The specific species recorded in the painting is the Chamaeleo zeylanicus, native to southern India and Sri Lanka, and this is likely to be the earliest instance of its being documented pictorially. Mansur accurately depicts the precise details of its anatomy: the crested head, abdominal ribs and scaled contours, even capturing the white stripe that runs along its throat and belly. Its face is in profile but its protruding eye is swivelled back, gaze firmly fixed on the insect hovering nearby. It clings to the branch with its clenched feet and the tip of its coiled tail, perfectly poised to project its sticky tongue towards its prey. Mansur’s painting positions the chameleon in an appropriately arboreal context, yet this setting may not derive purely from scientific observation. The earliest Mughal natural history paintings closely relate to Chinese bird and flower paintings on silk, the standard configurations of which may have influenced Mansur’s choice of composition.[34]

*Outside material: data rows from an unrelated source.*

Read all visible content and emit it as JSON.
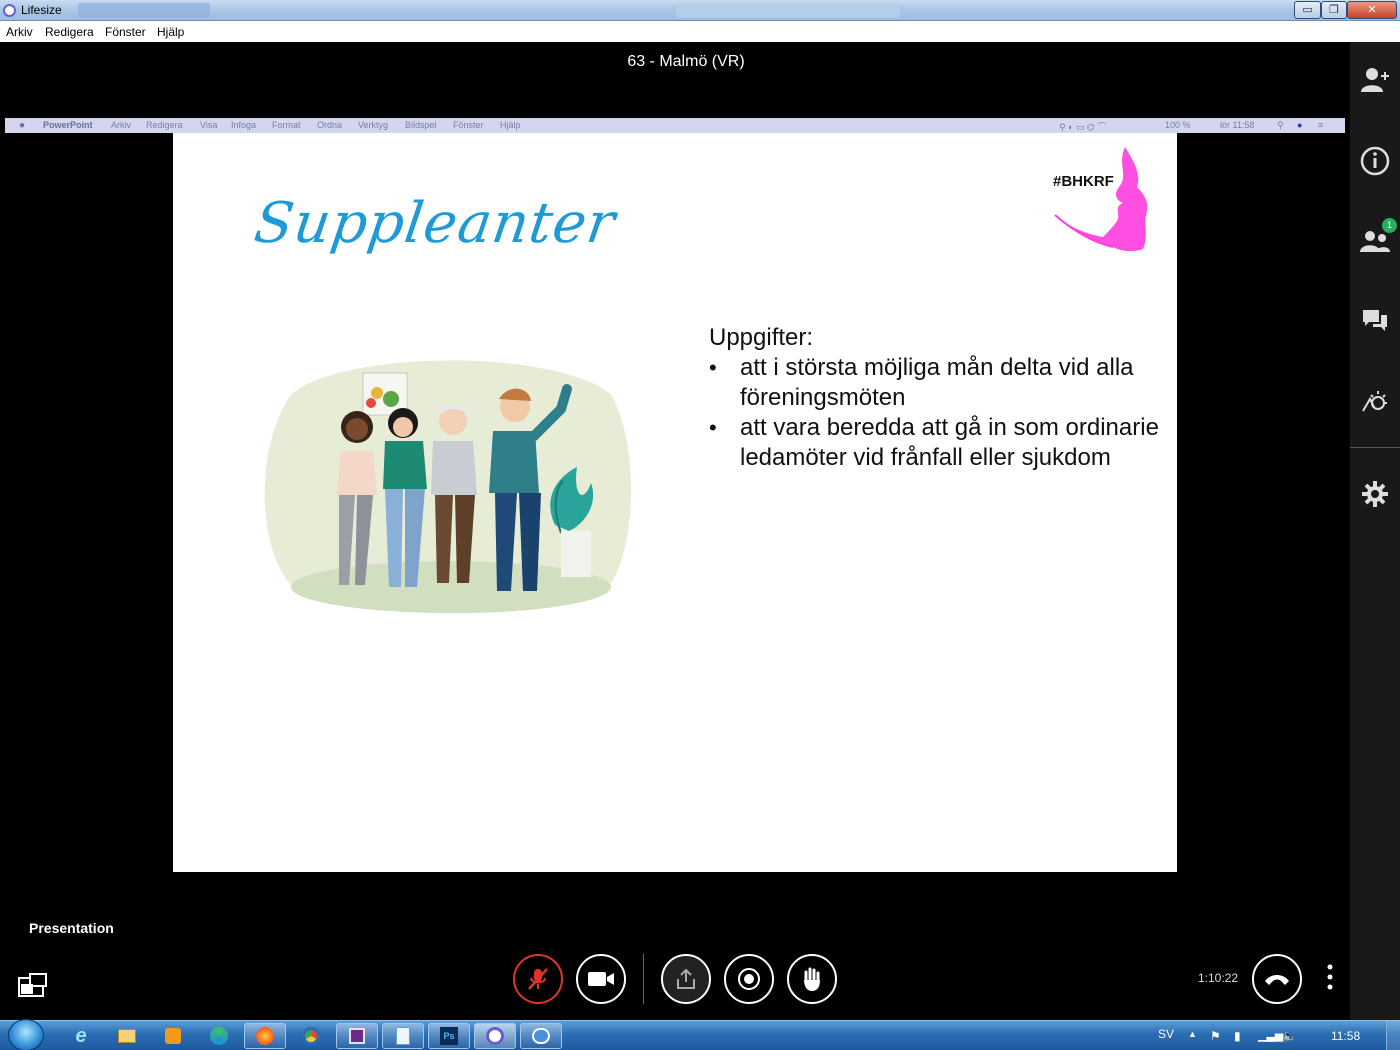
{
  "window": {
    "title": "Lifesize",
    "minimize_glyph": "▭",
    "maximize_glyph": "❐",
    "close_glyph": "✕"
  },
  "menu": {
    "items": [
      "Arkiv",
      "Redigera",
      "Fönster",
      "Hjälp"
    ]
  },
  "meeting": {
    "title": "63 - Malmö (VR)",
    "presentation_label": "Presentation",
    "timer": "1:10:22"
  },
  "shared_screen": {
    "mac_menu": [
      "PowerPoint",
      "Arkiv",
      "Redigera",
      "Visa",
      "Infoga",
      "Format",
      "Ordna",
      "Verktyg",
      "Bildspel",
      "Fönster",
      "Hjälp"
    ],
    "mac_status": [
      "100 %",
      "lör 11:58"
    ]
  },
  "slide": {
    "title": "Suppleanter",
    "brand": "#BHKRF",
    "tasks_heading": "Uppgifter:",
    "tasks": [
      "att i största möjliga mån delta vid alla föreningsmöten",
      "att vara beredda att gå in som ordinarie ledamöter vid frånfall eller sjukdom"
    ]
  },
  "sidebar": {
    "participants_badge": "1"
  },
  "taskbar": {
    "language": "SV",
    "clock": "11:58"
  },
  "colors": {
    "slide_title": "#1e9bd7",
    "brand_magenta": "#ff3fe0",
    "mute_red": "#e0332d",
    "badge_green": "#27ae60"
  }
}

Mansur was Jahangir’s leading natural history painter. The Emperor bestowed on him the honorific Nadir al-Asr, ‘Wonder of the Age’, recording in his memoirs that ‘in the art of painting [Mansur] is unique in his time’. In addition to his acute powers of observation, Mansur is still celebrated for his extraordinary handling of paint, here demonstrated in particular by the tiny impasto dots simulating the surface of the chameleon’s skin. On very close inspection a gold crescent is visible, creating a glint in the reptile’s eye. Jahangir often inscribed Mansur’s name onto the master’s paintings himself and a note, now largely erased, written close to the right edge of the painting, may be in the Emperor’s hand. 

  • ustad mansur / Master Mansur

  • [34] See Beach 1987, pp. 36–8.

  • Entered the Royal Collection by c.1728

  • Bibliographic reference(s)

    Goswamy 2014, pp. 275–7; Clayton 2004, p. 116; Verma ed. 1999b, pp. 115–16, 133; Welch 1985, no. 143; Beach 1978, p. 14